▶ PROBLEM REQUIREMENTS:
Go through the data below and gather each line containing "twice".

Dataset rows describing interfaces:
┄┄┄┄┄┄┄┄┄┄┄┄┄┄┄┄┄┄┄┄

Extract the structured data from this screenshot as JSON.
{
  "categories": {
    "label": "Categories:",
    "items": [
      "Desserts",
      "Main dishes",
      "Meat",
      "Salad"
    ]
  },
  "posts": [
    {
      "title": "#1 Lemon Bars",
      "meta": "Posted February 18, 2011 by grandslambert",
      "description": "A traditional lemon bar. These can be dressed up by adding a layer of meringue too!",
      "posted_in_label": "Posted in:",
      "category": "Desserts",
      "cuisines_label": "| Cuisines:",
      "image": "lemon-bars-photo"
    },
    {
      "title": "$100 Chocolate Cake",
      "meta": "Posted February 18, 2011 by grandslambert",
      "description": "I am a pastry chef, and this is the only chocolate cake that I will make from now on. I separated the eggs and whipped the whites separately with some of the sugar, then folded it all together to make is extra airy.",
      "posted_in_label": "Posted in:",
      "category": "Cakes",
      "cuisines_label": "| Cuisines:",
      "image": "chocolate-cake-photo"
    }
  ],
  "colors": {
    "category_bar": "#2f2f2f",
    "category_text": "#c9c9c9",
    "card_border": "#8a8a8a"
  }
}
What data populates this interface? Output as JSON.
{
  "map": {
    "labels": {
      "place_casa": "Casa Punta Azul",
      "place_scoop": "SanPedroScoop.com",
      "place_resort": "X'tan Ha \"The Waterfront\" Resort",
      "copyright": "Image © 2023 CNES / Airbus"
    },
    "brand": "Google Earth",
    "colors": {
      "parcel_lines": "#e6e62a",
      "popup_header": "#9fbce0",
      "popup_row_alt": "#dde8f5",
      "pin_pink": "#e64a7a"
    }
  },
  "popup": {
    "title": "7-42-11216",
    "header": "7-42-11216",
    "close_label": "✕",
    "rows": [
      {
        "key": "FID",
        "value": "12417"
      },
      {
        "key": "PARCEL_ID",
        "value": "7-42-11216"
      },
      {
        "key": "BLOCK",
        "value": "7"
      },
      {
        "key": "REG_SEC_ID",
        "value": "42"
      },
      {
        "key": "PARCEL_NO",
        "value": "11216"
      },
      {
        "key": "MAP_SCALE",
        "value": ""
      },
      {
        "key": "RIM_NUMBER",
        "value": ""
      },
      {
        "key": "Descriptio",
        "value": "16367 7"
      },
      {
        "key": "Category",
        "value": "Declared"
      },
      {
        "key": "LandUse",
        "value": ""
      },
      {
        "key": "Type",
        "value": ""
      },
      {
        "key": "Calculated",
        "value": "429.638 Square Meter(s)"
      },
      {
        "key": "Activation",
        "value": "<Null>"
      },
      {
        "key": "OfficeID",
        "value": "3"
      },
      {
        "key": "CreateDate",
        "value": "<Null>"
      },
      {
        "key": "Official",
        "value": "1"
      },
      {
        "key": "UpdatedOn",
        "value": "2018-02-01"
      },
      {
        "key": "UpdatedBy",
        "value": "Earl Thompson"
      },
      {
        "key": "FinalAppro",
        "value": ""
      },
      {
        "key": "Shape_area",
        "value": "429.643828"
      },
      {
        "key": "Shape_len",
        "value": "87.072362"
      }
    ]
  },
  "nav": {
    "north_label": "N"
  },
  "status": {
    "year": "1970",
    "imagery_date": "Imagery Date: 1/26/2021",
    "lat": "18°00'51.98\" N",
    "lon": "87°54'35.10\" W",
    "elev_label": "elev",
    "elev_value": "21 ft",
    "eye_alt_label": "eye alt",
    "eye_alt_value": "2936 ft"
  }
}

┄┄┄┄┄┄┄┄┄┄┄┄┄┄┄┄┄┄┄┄

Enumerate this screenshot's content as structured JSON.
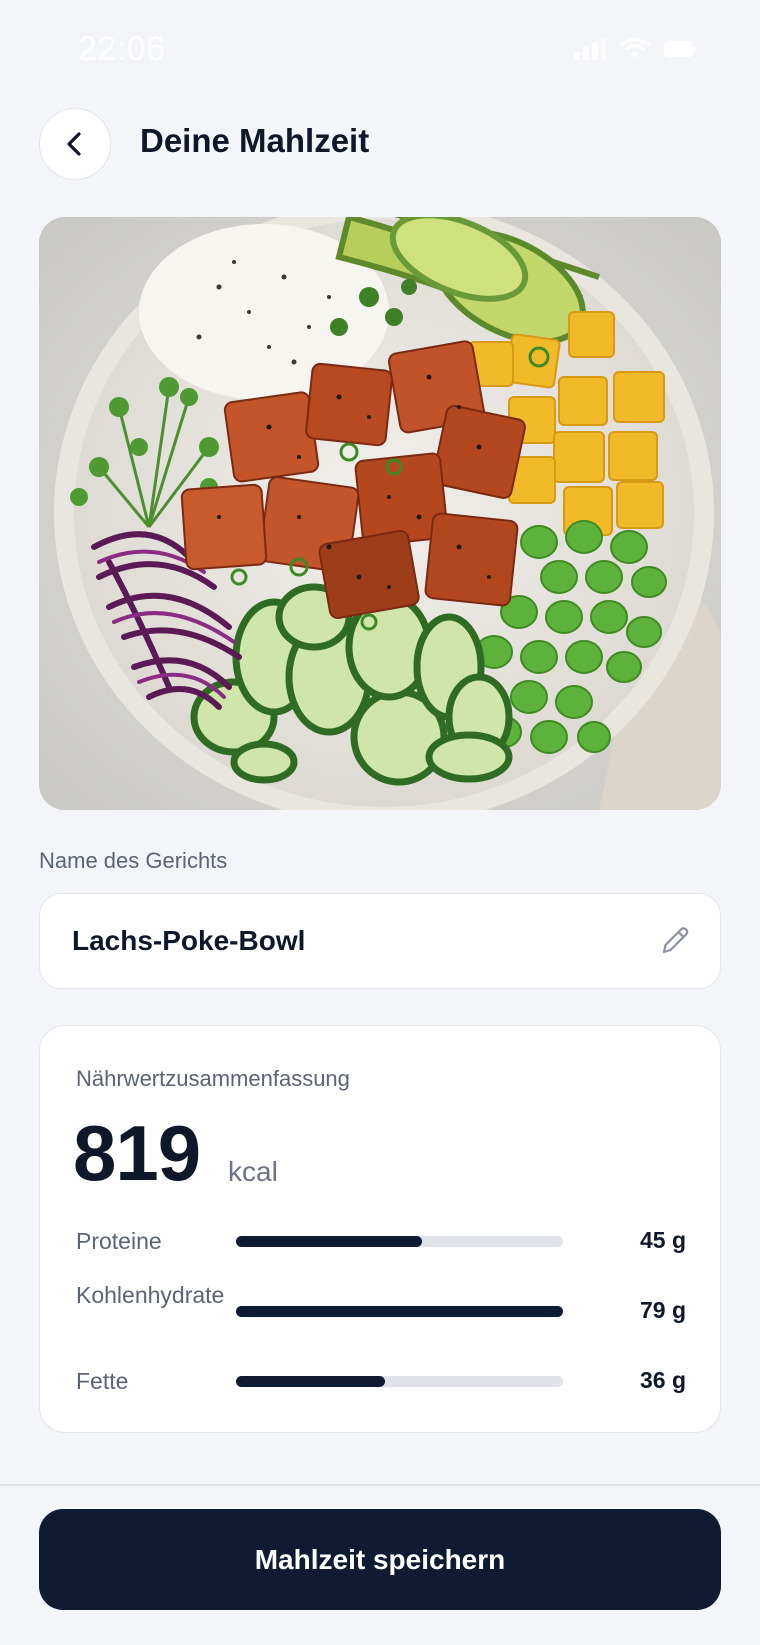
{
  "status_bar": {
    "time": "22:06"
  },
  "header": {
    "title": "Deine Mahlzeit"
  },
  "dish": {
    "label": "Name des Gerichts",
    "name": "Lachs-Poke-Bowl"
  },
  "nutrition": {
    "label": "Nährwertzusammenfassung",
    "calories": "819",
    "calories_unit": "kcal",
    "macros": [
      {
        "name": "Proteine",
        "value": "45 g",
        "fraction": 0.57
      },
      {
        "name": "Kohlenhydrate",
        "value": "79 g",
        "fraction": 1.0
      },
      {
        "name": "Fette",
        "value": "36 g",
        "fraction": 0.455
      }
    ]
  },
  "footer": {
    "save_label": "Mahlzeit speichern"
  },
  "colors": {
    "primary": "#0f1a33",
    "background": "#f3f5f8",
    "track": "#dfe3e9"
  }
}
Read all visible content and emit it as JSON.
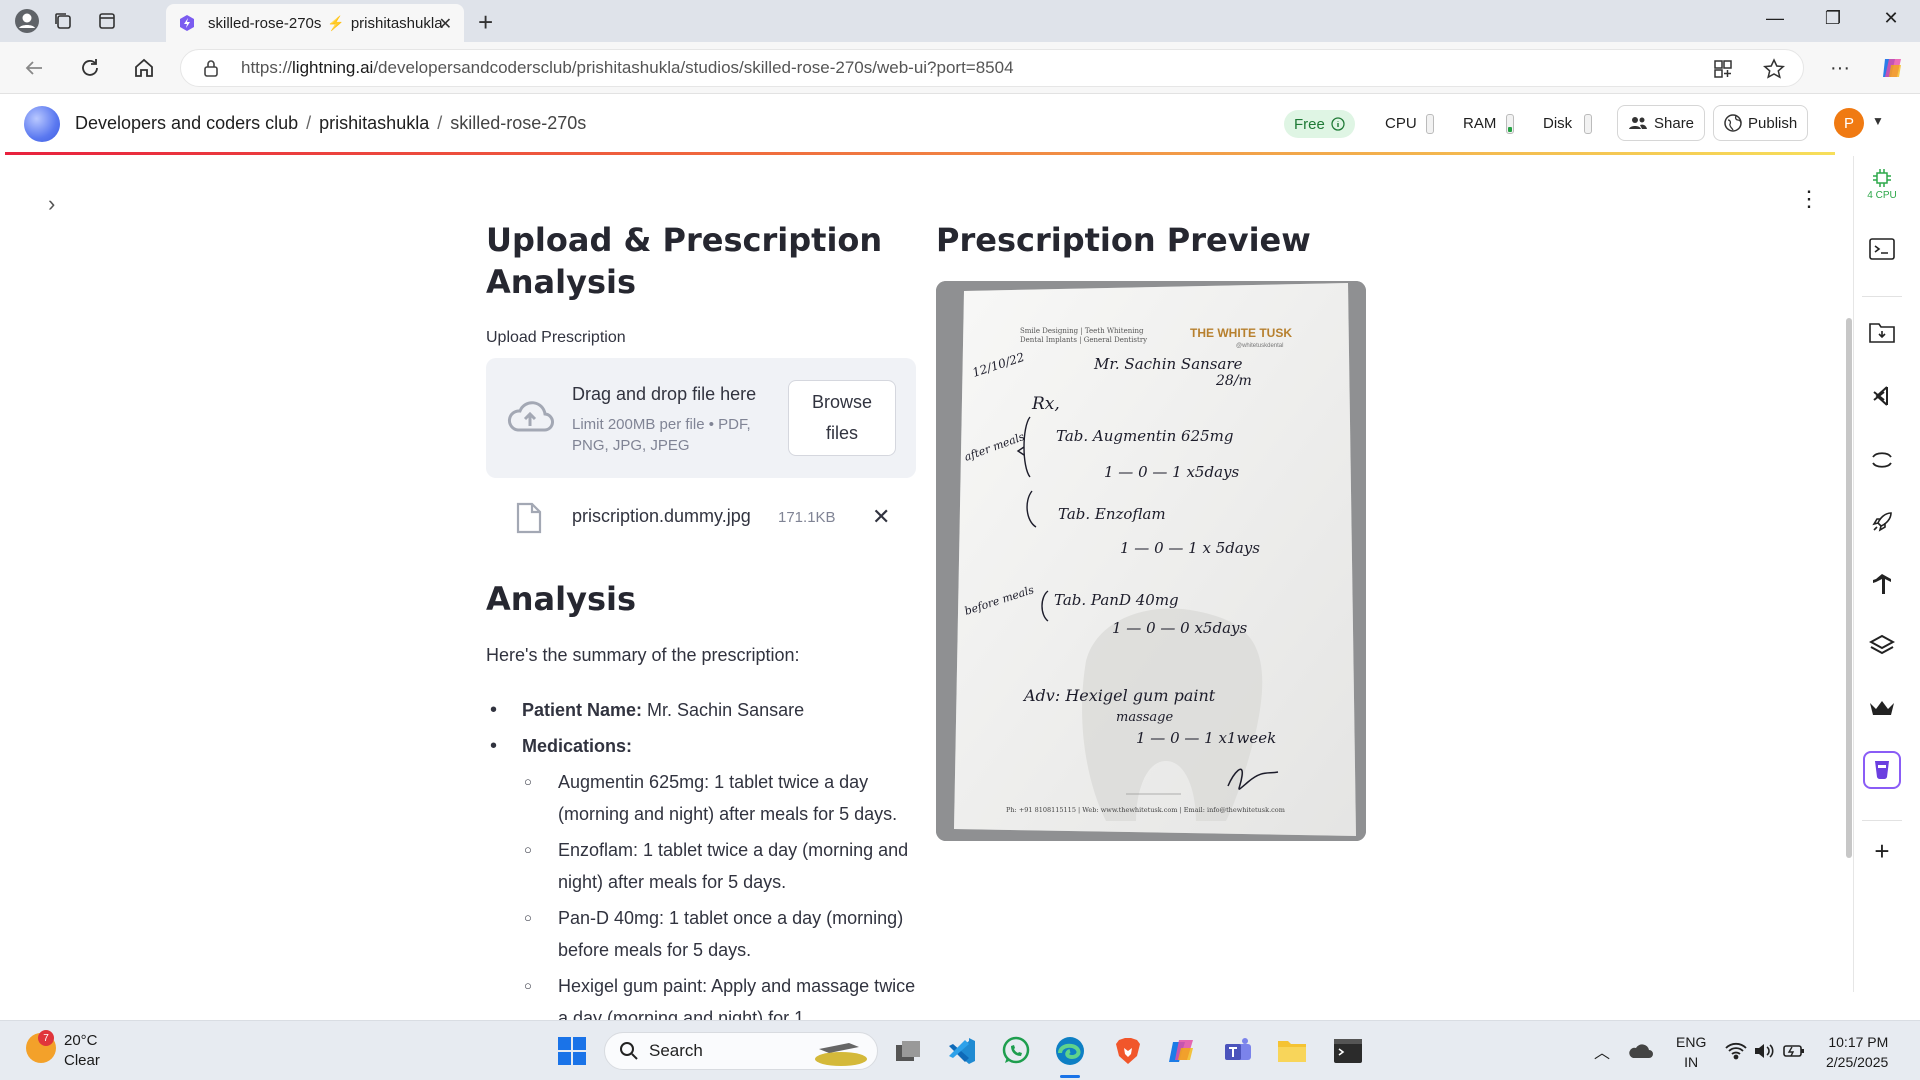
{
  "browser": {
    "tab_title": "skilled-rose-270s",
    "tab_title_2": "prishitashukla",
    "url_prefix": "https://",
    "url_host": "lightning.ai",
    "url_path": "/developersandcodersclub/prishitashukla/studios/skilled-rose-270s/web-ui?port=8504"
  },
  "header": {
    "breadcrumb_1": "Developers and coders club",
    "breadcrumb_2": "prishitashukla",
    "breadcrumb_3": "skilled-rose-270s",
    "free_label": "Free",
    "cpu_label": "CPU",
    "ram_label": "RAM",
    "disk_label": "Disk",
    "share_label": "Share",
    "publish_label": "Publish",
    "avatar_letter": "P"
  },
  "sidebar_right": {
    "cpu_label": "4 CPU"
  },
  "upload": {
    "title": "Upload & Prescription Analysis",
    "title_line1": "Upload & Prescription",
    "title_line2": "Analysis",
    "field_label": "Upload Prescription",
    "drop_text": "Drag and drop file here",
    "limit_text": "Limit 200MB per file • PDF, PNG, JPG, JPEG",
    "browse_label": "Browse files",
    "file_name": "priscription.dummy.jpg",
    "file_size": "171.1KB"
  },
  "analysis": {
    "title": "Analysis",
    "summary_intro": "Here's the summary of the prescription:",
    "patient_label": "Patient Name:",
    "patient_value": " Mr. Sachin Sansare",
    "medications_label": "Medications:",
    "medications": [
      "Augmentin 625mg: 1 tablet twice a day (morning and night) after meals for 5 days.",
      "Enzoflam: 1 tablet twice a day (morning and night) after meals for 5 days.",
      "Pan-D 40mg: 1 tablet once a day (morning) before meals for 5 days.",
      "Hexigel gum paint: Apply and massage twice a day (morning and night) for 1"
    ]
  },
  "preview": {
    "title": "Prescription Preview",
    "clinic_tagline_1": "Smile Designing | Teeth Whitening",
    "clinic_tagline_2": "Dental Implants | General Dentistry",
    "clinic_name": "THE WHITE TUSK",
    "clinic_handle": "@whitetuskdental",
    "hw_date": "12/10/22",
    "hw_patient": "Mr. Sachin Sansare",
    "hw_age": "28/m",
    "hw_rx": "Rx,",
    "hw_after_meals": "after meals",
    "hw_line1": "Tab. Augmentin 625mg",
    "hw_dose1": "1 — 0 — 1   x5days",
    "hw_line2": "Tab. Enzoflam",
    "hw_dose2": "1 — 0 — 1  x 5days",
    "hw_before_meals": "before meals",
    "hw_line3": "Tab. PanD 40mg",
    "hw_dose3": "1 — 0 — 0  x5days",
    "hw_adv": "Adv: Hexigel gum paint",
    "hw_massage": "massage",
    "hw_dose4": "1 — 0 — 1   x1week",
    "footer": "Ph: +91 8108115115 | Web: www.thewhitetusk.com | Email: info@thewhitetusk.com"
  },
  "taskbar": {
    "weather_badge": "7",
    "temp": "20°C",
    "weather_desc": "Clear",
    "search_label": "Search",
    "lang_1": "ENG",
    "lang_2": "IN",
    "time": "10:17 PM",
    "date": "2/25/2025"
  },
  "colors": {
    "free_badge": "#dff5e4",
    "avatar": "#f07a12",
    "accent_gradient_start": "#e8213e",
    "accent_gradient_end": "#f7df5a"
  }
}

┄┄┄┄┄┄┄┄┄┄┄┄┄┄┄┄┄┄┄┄

▶ SOLUTION TO THIS EXERCISE:
      "Augmentin 625mg: 1 tablet twice a day (morning and night) after meals for 5 days.",
      "Enzoflam: 1 tablet twice a day (morning and night) after meals for 5 days.",
      "Hexigel gum paint: Apply and massage twice a day (morning and night) for 1"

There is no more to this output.